> _YOUR INSTRUCTIONS_
Within the records, find every line that includes the word "Bass" and copy it.

(Records excerpted from a collection)
* * * * * * * * *

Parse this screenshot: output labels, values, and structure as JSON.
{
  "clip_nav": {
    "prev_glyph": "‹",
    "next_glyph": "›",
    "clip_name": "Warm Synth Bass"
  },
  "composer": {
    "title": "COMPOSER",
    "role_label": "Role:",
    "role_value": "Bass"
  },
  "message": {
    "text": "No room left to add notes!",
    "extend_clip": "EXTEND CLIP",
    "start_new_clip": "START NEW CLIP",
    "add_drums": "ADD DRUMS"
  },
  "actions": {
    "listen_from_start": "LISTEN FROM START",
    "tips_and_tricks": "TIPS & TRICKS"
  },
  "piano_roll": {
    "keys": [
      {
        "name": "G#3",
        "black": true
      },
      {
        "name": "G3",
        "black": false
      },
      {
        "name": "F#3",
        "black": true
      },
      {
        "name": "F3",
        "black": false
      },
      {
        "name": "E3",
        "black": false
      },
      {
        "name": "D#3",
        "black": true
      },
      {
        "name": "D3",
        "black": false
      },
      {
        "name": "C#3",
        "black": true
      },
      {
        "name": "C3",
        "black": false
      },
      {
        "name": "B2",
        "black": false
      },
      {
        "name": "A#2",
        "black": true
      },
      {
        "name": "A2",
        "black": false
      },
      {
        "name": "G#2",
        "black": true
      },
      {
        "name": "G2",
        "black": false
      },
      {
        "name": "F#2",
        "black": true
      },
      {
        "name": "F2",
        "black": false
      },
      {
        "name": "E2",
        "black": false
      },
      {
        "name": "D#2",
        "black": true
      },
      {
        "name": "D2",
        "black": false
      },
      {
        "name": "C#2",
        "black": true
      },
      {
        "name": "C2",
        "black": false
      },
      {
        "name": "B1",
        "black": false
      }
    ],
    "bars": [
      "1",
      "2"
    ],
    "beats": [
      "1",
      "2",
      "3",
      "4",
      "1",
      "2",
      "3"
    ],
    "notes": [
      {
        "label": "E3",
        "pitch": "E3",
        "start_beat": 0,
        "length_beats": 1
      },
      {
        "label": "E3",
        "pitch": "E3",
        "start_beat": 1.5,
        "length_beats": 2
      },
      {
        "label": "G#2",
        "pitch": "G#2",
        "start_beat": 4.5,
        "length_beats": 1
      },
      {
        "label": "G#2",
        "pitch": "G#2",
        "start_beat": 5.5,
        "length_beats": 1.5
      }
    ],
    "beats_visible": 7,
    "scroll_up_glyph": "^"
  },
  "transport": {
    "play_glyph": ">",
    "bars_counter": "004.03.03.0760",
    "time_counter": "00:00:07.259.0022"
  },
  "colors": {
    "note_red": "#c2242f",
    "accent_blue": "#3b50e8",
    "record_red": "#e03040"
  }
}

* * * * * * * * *

> _ANSWER_
    "clip_name": "Warm Synth Bass"
    "role_value": "Bass"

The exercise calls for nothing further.